_The task_
Your answer should consist of the lines in the data below that contain "VolumeChart".

━━━ Records for this exercise

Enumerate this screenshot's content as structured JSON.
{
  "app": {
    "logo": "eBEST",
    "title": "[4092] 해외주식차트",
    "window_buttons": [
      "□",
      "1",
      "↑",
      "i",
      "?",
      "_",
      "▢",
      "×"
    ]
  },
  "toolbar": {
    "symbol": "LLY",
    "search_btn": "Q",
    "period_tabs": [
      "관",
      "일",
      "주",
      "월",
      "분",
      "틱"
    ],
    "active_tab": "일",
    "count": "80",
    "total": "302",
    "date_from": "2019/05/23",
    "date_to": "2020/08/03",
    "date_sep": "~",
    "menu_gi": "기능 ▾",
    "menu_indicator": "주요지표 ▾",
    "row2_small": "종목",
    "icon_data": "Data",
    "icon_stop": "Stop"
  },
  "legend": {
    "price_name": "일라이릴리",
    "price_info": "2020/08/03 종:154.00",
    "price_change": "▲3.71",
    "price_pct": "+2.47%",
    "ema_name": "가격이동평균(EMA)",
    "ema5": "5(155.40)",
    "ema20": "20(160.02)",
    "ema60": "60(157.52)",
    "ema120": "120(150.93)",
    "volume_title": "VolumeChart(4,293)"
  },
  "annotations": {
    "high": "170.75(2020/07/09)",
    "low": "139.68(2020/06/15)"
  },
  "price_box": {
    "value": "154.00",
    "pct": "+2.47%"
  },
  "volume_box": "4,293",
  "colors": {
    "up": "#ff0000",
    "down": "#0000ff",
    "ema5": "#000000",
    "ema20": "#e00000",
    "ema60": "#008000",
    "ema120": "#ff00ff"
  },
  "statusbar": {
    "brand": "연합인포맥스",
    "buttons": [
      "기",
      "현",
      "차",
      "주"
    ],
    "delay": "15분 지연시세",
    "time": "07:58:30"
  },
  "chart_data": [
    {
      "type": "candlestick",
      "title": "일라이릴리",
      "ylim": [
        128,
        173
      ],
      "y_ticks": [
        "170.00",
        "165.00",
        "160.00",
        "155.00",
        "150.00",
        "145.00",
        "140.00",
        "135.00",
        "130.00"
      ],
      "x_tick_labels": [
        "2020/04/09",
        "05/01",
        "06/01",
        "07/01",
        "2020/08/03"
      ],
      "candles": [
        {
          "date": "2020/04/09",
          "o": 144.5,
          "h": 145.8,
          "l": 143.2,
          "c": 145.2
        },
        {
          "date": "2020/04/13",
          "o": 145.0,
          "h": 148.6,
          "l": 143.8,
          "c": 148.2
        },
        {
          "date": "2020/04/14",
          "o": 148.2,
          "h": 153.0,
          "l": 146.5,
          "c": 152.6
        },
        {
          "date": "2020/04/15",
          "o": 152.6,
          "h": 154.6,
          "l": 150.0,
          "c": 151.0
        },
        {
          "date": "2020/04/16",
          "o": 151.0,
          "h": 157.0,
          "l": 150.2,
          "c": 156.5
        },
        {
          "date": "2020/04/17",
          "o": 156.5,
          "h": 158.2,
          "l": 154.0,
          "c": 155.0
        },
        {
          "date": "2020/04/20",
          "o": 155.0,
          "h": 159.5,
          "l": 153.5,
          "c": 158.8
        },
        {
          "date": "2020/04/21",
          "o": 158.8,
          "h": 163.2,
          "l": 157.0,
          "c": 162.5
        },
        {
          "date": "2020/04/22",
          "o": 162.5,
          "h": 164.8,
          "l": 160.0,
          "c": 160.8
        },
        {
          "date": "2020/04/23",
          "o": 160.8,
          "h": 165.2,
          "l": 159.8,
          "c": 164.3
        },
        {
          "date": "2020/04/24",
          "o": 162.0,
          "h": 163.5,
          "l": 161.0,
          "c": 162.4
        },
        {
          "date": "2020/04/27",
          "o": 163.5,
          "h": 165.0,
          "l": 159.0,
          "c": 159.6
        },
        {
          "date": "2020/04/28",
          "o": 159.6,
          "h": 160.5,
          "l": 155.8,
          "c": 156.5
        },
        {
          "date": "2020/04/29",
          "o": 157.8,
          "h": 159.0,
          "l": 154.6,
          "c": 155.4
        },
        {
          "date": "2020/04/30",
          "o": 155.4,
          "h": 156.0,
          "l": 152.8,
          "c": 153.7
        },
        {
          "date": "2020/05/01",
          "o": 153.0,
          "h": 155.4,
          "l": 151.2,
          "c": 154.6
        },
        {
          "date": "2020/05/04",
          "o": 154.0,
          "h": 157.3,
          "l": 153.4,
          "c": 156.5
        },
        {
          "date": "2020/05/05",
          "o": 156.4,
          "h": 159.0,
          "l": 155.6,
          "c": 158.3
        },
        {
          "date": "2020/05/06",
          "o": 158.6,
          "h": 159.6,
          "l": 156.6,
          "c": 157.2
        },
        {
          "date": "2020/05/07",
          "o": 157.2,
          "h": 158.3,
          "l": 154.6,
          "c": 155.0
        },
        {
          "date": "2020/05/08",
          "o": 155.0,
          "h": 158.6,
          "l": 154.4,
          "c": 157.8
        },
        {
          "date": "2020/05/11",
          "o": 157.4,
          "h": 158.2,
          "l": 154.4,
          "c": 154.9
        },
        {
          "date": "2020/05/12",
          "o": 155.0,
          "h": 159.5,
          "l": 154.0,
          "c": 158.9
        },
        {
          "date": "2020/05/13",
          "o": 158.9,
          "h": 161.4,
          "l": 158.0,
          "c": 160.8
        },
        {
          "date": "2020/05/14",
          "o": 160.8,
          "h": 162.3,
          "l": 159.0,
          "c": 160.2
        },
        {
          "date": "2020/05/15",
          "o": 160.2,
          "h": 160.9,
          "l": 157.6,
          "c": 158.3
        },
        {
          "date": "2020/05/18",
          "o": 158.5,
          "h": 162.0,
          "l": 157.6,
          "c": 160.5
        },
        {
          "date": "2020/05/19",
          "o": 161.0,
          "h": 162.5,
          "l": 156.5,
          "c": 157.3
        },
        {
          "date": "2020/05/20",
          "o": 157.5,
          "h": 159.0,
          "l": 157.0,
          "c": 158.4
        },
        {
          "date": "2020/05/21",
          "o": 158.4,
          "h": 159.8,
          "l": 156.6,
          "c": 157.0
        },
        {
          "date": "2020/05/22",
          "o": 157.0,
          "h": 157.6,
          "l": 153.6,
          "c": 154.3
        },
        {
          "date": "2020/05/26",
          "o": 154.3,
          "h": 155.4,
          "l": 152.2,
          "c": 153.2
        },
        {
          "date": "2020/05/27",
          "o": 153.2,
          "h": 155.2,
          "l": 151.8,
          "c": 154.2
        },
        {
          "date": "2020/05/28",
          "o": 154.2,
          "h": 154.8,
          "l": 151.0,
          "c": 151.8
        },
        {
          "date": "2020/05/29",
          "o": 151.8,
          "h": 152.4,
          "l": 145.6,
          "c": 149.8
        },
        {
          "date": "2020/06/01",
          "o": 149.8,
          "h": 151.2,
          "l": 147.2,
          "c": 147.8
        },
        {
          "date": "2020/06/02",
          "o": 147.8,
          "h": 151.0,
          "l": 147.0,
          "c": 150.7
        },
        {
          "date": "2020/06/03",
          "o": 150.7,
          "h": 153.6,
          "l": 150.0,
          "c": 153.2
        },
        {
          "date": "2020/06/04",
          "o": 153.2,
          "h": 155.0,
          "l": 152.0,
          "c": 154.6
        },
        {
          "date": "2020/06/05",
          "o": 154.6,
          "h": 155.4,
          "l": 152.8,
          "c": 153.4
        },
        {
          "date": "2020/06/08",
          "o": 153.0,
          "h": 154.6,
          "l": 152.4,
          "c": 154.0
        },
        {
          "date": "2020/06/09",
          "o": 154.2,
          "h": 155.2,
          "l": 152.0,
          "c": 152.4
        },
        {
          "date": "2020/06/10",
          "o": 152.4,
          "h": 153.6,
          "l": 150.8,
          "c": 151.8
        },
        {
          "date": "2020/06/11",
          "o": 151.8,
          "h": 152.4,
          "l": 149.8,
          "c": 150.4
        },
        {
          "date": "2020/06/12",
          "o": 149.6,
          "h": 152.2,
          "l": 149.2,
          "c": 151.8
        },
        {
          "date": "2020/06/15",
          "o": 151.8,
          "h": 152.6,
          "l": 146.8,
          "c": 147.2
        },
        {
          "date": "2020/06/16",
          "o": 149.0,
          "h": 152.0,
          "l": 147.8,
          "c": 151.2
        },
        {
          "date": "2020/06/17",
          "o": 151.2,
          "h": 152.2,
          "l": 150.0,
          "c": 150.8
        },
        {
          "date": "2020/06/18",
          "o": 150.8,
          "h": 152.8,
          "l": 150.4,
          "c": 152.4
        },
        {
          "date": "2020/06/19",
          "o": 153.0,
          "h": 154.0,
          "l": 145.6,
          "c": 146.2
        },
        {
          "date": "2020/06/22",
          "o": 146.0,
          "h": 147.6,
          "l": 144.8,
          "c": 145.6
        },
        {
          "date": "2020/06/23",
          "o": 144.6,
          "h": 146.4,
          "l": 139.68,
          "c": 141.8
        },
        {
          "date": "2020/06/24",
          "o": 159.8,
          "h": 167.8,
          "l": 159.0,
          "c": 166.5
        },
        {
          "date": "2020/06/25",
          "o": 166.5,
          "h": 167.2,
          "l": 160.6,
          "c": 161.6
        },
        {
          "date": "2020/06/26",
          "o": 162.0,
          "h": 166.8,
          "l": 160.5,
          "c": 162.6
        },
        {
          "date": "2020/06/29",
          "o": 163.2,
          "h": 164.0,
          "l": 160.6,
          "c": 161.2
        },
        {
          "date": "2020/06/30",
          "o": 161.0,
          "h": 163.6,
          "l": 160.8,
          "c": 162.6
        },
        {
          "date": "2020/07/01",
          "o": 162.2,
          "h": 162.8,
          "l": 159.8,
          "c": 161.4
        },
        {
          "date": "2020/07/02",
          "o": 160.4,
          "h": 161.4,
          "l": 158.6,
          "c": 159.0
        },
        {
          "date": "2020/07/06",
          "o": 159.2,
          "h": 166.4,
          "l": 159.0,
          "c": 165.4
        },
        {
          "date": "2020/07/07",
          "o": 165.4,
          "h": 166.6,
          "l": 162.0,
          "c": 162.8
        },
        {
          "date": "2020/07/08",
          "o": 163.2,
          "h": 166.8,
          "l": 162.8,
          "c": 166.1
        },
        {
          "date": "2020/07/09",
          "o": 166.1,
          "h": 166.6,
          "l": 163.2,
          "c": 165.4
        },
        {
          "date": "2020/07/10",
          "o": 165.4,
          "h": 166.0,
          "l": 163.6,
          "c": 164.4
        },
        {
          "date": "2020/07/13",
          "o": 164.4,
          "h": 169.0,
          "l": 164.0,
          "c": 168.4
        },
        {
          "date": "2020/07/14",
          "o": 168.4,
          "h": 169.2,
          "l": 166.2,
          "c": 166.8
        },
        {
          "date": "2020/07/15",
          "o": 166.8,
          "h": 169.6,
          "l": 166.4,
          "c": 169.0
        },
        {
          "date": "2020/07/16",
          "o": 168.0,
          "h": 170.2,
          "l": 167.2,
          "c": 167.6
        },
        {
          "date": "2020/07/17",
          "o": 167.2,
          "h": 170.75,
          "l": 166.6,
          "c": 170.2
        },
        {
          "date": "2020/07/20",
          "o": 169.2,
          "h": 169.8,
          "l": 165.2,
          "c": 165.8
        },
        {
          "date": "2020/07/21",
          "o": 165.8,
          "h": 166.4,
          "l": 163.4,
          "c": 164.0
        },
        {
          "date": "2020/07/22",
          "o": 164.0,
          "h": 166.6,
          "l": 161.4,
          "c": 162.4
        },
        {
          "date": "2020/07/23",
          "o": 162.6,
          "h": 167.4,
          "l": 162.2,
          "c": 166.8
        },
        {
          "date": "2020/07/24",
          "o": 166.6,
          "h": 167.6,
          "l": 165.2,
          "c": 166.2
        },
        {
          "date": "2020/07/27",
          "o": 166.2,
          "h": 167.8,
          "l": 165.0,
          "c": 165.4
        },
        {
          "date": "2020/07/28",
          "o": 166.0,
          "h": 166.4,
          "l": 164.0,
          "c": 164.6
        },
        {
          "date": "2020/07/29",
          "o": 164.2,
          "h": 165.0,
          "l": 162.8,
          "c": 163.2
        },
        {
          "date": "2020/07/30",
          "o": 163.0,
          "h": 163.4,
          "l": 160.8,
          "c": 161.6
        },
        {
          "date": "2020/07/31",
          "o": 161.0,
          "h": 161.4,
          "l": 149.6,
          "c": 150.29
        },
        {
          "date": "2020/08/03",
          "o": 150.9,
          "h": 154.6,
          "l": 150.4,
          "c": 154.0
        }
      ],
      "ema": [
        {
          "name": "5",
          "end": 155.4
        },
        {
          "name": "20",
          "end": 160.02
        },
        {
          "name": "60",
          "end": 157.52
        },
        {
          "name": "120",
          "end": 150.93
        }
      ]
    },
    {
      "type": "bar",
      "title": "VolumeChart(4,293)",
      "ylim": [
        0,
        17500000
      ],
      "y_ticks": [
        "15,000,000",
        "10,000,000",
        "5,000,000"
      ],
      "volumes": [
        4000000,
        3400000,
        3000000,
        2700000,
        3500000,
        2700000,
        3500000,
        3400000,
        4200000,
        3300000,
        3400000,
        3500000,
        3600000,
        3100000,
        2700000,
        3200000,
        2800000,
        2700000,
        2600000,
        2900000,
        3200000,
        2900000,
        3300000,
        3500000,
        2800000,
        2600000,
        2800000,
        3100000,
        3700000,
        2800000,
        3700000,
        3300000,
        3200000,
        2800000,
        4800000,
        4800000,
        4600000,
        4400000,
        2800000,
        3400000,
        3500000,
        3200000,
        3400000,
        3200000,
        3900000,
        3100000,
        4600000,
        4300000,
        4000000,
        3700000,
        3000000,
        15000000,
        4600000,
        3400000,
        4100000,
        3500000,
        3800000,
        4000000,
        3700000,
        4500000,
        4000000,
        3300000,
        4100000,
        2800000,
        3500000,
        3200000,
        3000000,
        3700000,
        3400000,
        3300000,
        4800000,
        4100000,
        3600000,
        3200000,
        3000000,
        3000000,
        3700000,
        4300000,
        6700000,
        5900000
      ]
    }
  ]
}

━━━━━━

_Solution to this problem_
    "volume_title": "VolumeChart(4,293)"
      "title": "VolumeChart(4,293)",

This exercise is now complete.